Ryan Flohr says he’s carried his CZ Scorpion pistol to the grocery store on multiple occasions, but never had any issue until the last weekend in September, when managers at a Giant grocery ended up calling police after a customer said something. Store managers ended up evacuating the building after Flohr went into a bathroom with the firearm, but after police arrived and spoke with Flohr, customers were allowed to return. Flohr wasn’t arrested or charged with any crime, and now he’s speaking out to the local paper, and says he’ll “never cave.”

“I have nothing to apologize for,” Flohr said. “I’m never going to cave to people who are uneducated about guns. I feel that people need to be more gun aware than gun fearing.”

While I agree with Flohr that non-gun owners need to be more “gun aware” than “gun-fearing”, I’m not sure that walking around a grocery store while open-carrying a Scorpion is really the conversation starter that Flohr thinks it is.

He said he believes that owning and carrying a gun, and showing he has the power to protect himself and others, might deter a mass shooter. He said it was laughable to compare the gun he carried to the weapons that mass shooters seem to prefer.

“You never hear of a mass shooting where the shooter had a pistol,” he said. “Mass shooters come into the store with ‘assault rifles’ and hundreds of rounds of ammunition and bulletproof vests.”

Actually, that’s not the case at all. Active shooters use handguns more frequently than rifles, according to the FBI, so Flohr is wrong about that.

Flohr said his gun is a 9 mm loaded with 30 rounds of ammunition. He said he didn’t have any additional ammunition with him, and the safety was turned on.

“My thing about all the mass shootings around the country, if a gunman came in to shoot up the grocery store, and they saw me, they’d think twice about shopping there,” he said. “Or, maybe I’d become the first target, I don’t know.”

Or maybe you wouldn’t run into a gunman at all. Maybe someone would see you with a gun and think you’re the gunman, and alert store managers, who in turn would call police and evacuate the store. I mean, that’s a possibility too, right?

Responsible gun owners need to band together to help prevent the next mass shooting, he said. He said he fears banning open carry is the start of an unraveling of gun owners’ rights.

“We’re going to be told you can’t open carry, that you can conceal carry only on Wednesdays after 6 p.m., and then we’re going to be told you can’t have guns,” he said. “Our rights will slowly be taken away.”

I’m in complete agreement with Flohr that gun control advocates want to take away our rights. I’d even go so far as to say that this is the best opportunity for gun control advocates to enact a portion of their agenda since the Gun Control Act of 1968. I also agree that gun owners need to band together, not just to prevent the next mass shooting, but to protect our rights to keep and bear arms. That’s not the question. The question is, tactically speaking, what’s the best way to do that?

Flohr undoubtably sees himself as a good guy with a gun, but what do shoppers see when they run into him carrying what looks to them like a big black scary gun in the ice cream aisle?
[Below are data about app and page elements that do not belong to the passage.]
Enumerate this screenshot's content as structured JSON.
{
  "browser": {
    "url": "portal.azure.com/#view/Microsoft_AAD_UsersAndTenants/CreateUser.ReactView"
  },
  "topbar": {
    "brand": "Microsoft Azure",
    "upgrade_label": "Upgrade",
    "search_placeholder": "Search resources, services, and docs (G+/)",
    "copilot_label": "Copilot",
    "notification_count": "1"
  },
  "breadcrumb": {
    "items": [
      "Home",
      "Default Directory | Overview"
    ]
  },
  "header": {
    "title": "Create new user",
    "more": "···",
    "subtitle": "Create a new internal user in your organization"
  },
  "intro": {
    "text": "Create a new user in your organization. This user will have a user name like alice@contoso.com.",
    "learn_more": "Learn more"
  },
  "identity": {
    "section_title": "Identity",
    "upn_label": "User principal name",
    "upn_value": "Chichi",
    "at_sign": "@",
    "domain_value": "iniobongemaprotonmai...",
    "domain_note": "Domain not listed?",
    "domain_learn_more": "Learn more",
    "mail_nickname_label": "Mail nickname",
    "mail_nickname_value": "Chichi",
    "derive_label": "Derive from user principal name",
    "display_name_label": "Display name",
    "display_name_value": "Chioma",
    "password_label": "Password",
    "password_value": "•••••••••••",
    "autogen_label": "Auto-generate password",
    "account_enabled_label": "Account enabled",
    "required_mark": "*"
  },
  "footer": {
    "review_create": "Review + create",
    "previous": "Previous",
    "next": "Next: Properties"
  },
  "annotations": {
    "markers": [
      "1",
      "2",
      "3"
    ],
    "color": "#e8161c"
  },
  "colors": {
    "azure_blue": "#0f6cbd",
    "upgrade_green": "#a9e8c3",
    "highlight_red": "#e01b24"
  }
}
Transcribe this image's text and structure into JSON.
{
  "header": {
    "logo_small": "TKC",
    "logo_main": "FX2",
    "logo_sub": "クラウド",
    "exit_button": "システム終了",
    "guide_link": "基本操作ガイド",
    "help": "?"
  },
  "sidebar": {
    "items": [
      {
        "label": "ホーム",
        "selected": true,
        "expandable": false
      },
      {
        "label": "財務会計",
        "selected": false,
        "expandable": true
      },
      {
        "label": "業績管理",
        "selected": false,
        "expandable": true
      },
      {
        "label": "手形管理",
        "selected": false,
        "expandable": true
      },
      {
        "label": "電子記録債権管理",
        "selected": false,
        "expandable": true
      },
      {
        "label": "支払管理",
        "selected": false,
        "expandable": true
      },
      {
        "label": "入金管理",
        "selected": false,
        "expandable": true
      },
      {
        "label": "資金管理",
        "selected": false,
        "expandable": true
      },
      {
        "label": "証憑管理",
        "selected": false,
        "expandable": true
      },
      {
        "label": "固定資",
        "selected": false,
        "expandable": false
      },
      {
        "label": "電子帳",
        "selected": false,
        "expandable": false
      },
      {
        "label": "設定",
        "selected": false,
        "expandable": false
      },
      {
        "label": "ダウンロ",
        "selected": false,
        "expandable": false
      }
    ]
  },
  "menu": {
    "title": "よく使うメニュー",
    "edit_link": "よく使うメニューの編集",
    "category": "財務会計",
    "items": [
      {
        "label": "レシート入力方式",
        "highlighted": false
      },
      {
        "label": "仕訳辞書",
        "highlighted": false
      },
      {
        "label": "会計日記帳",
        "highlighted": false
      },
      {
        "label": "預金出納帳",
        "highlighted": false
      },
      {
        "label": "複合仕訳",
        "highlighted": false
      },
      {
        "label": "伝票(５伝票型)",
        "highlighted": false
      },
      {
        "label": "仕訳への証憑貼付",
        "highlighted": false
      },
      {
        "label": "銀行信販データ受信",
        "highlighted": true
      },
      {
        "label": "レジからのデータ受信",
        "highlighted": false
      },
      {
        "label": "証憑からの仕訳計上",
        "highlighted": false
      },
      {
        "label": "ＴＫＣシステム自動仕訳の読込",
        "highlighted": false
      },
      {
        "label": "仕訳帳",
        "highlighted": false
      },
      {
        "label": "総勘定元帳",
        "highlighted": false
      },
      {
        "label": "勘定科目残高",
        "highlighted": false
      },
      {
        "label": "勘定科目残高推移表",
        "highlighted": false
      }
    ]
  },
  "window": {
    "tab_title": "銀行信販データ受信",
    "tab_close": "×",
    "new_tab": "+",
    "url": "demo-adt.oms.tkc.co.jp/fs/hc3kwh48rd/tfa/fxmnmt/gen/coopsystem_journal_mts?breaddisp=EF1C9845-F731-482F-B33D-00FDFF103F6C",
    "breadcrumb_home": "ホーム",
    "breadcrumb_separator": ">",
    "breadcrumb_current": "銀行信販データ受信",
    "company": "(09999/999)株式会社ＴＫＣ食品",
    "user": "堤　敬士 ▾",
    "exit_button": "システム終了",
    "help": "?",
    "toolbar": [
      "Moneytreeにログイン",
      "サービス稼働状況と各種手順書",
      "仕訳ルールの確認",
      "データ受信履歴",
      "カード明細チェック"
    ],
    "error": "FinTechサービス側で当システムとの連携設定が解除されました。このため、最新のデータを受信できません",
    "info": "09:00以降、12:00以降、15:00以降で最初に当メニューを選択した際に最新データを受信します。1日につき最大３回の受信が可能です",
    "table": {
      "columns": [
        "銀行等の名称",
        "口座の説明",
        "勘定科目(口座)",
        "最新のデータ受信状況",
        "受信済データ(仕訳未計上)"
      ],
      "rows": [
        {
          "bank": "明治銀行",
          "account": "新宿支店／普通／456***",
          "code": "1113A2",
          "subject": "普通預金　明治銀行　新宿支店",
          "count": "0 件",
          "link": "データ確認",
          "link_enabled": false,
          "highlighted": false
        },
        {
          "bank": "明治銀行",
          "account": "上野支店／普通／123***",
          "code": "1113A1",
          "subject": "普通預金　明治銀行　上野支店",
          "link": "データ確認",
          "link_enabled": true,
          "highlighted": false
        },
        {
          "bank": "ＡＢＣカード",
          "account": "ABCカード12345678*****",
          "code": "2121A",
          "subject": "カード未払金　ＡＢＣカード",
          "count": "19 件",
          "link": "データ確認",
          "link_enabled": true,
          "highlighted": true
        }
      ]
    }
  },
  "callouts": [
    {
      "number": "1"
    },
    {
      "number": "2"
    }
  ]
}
They don’t see a good guy with a gun. They see a guy with a gun. A gun that looks scary to them. As much as gun owners might want that to be a teachable moment, where the shopper walks away thinking “Oh, that guy had a scary-looking gun, but he wasn’t hurting anybody with it”, the reality is most folks are going to walk away thinking “Why the hell would that guy be carrying that gun around the grocery store?”

The gun control advocates Flohr’s fighting against are well-funded and well organized, but they’re also committed to being as effective as possible. If you’ve never read it before, go check out the anti-gun playbook Preventing Gun Violence Through Effective Messaging. It will likely infuriate you to see the cold and calculated strategies on how to use the media after a mass shooting, ways to try and divide and conquer gun owners, and other strategies for making the laws and our culture more anti-gun, but unfortunately it’s working. Gun owners need to be strategic as well, and that starts with an honest reckoning of the political and cultural environment that exists today.

I do applaud Flohr for his passion. However, I urge him to start to think tactically about protecting his rights and restoring a culture of lawful gun ownership.Right now we’re living in a ban-happy environment generally, and a moral panic over guns.   Tactical mistakes on our part can lead to eroding the very rights we’re trying to protect. We need more Sun Tzu’s and fewer Leeeeeroy Jenkins’s in order to secure our rights and effectively counter the anti-gun playbook.